### [ABOUT THIS TASK]
Write out every record below exactly, so that nothing differs from what is shown.

═══

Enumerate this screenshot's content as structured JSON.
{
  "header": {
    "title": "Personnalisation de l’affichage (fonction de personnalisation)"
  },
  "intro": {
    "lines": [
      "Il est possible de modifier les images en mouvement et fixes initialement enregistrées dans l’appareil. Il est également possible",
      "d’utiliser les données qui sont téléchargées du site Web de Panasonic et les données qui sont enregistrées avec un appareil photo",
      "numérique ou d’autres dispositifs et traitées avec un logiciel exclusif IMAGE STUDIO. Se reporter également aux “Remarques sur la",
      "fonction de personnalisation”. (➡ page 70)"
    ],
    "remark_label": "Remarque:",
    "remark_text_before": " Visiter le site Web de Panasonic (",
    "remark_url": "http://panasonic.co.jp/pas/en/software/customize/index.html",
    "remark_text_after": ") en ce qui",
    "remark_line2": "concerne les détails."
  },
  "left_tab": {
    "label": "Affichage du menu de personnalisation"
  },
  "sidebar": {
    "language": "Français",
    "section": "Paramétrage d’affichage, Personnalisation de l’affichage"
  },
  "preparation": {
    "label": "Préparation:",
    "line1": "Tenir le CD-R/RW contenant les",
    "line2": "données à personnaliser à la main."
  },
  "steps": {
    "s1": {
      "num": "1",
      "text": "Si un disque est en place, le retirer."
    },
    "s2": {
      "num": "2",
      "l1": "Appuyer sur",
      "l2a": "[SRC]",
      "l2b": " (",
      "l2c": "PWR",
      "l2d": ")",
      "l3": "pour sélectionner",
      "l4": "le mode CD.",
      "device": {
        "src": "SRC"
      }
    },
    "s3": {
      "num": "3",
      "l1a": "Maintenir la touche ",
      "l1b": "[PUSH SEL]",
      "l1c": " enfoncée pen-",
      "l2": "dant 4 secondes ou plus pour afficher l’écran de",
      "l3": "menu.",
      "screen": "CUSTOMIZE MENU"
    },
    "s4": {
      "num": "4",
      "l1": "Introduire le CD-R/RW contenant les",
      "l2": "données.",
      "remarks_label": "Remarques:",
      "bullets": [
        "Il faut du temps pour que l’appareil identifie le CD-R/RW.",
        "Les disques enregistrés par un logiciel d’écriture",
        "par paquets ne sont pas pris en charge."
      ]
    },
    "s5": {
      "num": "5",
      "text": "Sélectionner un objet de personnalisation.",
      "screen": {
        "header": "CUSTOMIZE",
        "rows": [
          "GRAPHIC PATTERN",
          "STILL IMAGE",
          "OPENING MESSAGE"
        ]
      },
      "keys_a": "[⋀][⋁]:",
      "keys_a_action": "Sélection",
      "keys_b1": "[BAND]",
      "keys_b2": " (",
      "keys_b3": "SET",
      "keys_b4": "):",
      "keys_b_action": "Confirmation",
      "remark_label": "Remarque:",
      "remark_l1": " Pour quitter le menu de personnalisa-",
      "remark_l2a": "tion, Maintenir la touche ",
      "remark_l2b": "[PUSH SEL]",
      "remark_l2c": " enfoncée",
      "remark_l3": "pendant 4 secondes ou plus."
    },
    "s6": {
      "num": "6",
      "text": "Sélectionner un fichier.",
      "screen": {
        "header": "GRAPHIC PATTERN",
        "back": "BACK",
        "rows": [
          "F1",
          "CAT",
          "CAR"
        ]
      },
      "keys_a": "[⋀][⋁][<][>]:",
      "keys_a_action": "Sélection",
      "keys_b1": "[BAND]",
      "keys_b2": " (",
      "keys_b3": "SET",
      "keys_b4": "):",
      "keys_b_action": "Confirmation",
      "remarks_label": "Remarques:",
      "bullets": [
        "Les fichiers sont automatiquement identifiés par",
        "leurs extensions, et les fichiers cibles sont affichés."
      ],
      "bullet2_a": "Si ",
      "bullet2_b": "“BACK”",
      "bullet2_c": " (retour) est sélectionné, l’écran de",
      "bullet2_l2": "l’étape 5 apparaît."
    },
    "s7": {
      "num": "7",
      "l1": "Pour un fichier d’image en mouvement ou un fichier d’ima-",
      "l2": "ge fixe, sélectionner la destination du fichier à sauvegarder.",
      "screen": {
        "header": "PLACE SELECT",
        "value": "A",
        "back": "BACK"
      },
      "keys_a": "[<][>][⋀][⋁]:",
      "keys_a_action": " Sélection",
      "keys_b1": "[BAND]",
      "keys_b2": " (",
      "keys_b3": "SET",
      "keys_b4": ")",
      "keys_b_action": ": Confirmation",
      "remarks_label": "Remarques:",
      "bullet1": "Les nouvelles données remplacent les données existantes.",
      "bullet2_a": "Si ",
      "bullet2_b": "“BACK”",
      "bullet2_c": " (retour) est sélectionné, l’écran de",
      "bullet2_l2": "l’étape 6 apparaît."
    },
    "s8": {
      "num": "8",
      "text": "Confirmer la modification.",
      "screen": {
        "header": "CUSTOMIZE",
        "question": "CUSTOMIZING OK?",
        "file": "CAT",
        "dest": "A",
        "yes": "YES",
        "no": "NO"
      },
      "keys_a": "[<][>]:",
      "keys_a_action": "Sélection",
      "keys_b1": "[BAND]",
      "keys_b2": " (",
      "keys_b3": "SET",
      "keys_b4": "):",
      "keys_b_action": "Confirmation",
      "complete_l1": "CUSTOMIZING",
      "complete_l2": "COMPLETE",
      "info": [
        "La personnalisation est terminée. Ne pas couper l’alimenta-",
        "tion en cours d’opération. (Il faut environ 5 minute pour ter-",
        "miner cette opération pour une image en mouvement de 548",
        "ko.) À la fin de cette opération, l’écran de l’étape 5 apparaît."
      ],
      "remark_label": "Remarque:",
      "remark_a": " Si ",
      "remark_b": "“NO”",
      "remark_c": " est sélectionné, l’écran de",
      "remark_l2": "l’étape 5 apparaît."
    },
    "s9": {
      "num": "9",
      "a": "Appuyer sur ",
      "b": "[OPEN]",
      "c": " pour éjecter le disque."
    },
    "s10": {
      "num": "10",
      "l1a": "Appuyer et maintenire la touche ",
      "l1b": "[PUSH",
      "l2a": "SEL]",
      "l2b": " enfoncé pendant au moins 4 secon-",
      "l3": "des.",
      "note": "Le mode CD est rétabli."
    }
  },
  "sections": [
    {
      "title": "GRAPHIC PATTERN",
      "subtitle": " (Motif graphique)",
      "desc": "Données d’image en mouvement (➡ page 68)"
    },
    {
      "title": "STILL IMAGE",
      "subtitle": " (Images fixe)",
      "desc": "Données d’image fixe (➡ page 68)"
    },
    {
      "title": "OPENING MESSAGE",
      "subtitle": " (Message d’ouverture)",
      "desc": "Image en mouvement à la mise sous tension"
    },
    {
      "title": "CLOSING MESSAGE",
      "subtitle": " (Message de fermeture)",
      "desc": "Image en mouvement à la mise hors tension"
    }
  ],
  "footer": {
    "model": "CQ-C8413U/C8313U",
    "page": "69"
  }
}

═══

### [REPLY]
Enumerate this screenshot's content as structured JSON.
{
  "header": {
    "title": "Personnalisation de l’affichage (fonction de personnalisation)"
  },
  "intro": {
    "lines": [
      "Il est possible de modifier les images en mouvement et fixes initialement enregistrées dans l’appareil. Il est également possible",
      "d’utiliser les données qui sont téléchargées du site Web de Panasonic et les données qui sont enregistrées avec un appareil photo",
      "numérique ou d’autres dispositifs et traitées avec un logiciel exclusif IMAGE STUDIO. Se reporter également aux “Remarques sur la",
      "fonction de personnalisation”. (➡ page 70)"
    ],
    "remark_label": "Remarque:",
    "remark_text_before": " Visiter le site Web de Panasonic (",
    "remark_url": "http://panasonic.co.jp/pas/en/software/customize/index.html",
    "remark_text_after": ") en ce qui",
    "remark_line2": "concerne les détails."
  },
  "left_tab": {
    "label": "Affichage du menu de personnalisation"
  },
  "sidebar": {
    "language": "Français",
    "section": "Paramétrage d’affichage, Personnalisation de l’affichage"
  },
  "preparation": {
    "label": "Préparation:",
    "line1": "Tenir le CD-R/RW contenant les",
    "line2": "données à personnaliser à la main."
  },
  "steps": {
    "s1": {
      "num": "1",
      "text": "Si un disque est en place, le retirer."
    },
    "s2": {
      "num": "2",
      "l1": "Appuyer sur",
      "l2a": "[SRC]",
      "l2b": " (",
      "l2c": "PWR",
      "l2d": ")",
      "l3": "pour sélectionner",
      "l4": "le mode CD.",
      "device": {
        "src": "SRC"
      }
    },
    "s3": {
      "num": "3",
      "l1a": "Maintenir la touche ",
      "l1b": "[PUSH SEL]",
      "l1c": " enfoncée pen-",
      "l2": "dant 4 secondes ou plus pour afficher l’écran de",
      "l3": "menu.",
      "screen": "CUSTOMIZE MENU"
    },
    "s4": {
      "num": "4",
      "l1": "Introduire le CD-R/RW contenant les",
      "l2": "données.",
      "remarks_label": "Remarques:",
      "bullets": [
        "Il faut du temps pour que l’appareil identifie le CD-R/RW.",
        "Les disques enregistrés par un logiciel d’écriture",
        "par paquets ne sont pas pris en charge."
      ]
    },
    "s5": {
      "num": "5",
      "text": "Sélectionner un objet de personnalisation.",
      "screen": {
        "header": "CUSTOMIZE",
        "rows": [
          "GRAPHIC PATTERN",
          "STILL IMAGE",
          "OPENING MESSAGE"
        ]
      },
      "keys_a": "[⋀][⋁]:",
      "keys_a_action": "Sélection",
      "keys_b1": "[BAND]",
      "keys_b2": " (",
      "keys_b3": "SET",
      "keys_b4": "):",
      "keys_b_action": "Confirmation",
      "remark_label": "Remarque:",
      "remark_l1": " Pour quitter le menu de personnalisa-",
      "remark_l2a": "tion, Maintenir la touche ",
      "remark_l2b": "[PUSH SEL]",
      "remark_l2c": " enfoncée",
      "remark_l3": "pendant 4 secondes ou plus."
    },
    "s6": {
      "num": "6",
      "text": "Sélectionner un fichier.",
      "screen": {
        "header": "GRAPHIC PATTERN",
        "back": "BACK",
        "rows": [
          "F1",
          "CAT",
          "CAR"
        ]
      },
      "keys_a": "[⋀][⋁][<][>]:",
      "keys_a_action": "Sélection",
      "keys_b1": "[BAND]",
      "keys_b2": " (",
      "keys_b3": "SET",
      "keys_b4": "):",
      "keys_b_action": "Confirmation",
      "remarks_label": "Remarques:",
      "bullets": [
        "Les fichiers sont automatiquement identifiés par",
        "leurs extensions, et les fichiers cibles sont affichés."
      ],
      "bullet2_a": "Si ",
      "bullet2_b": "“BACK”",
      "bullet2_c": " (retour) est sélectionné, l’écran de",
      "bullet2_l2": "l’étape 5 apparaît."
    },
    "s7": {
      "num": "7",
      "l1": "Pour un fichier d’image en mouvement ou un fichier d’ima-",
      "l2": "ge fixe, sélectionner la destination du fichier à sauvegarder.",
      "screen": {
        "header": "PLACE SELECT",
        "value": "A",
        "back": "BACK"
      },
      "keys_a": "[<][>][⋀][⋁]:",
      "keys_a_action": " Sélection",
      "keys_b1": "[BAND]",
      "keys_b2": " (",
      "keys_b3": "SET",
      "keys_b4": ")",
      "keys_b_action": ": Confirmation",
      "remarks_label": "Remarques:",
      "bullet1": "Les nouvelles données remplacent les données existantes.",
      "bullet2_a": "Si ",
      "bullet2_b": "“BACK”",
      "bullet2_c": " (retour) est sélectionné, l’écran de",
      "bullet2_l2": "l’étape 6 apparaît."
    },
    "s8": {
      "num": "8",
      "text": "Confirmer la modification.",
      "screen": {
        "header": "CUSTOMIZE",
        "question": "CUSTOMIZING OK?",
        "file": "CAT",
        "dest": "A",
        "yes": "YES",
        "no": "NO"
      },
      "keys_a": "[<][>]:",
      "keys_a_action": "Sélection",
      "keys_b1": "[BAND]",
      "keys_b2": " (",
      "keys_b3": "SET",
      "keys_b4": "):",
      "keys_b_action": "Confirmation",
      "complete_l1": "CUSTOMIZING",
      "complete_l2": "COMPLETE",
      "info": [
        "La personnalisation est terminée. Ne pas couper l’alimenta-",
        "tion en cours d’opération. (Il faut environ 5 minute pour ter-",
        "miner cette opération pour une image en mouvement de 548",
        "ko.) À la fin de cette opération, l’écran de l’étape 5 apparaît."
      ],
      "remark_label": "Remarque:",
      "remark_a": " Si ",
      "remark_b": "“NO”",
      "remark_c": " est sélectionné, l’écran de",
      "remark_l2": "l’étape 5 apparaît."
    },
    "s9": {
      "num": "9",
      "a": "Appuyer sur ",
      "b": "[OPEN]",
      "c": " pour éjecter le disque."
    },
    "s10": {
      "num": "10",
      "l1a": "Appuyer et maintenire la touche ",
      "l1b": "[PUSH",
      "l2a": "SEL]",
      "l2b": " enfoncé pendant au moins 4 secon-",
      "l3": "des.",
      "note": "Le mode CD est rétabli."
    }
  },
  "sections": [
    {
      "title": "GRAPHIC PATTERN",
      "subtitle": " (Motif graphique)",
      "desc": "Données d’image en mouvement (➡ page 68)"
    },
    {
      "title": "STILL IMAGE",
      "subtitle": " (Images fixe)",
      "desc": "Données d’image fixe (➡ page 68)"
    },
    {
      "title": "OPENING MESSAGE",
      "subtitle": " (Message d’ouverture)",
      "desc": "Image en mouvement à la mise sous tension"
    },
    {
      "title": "CLOSING MESSAGE",
      "subtitle": " (Message de fermeture)",
      "desc": "Image en mouvement à la mise hors tension"
    }
  ],
  "footer": {
    "model": "CQ-C8413U/C8313U",
    "page": "69"
  }
}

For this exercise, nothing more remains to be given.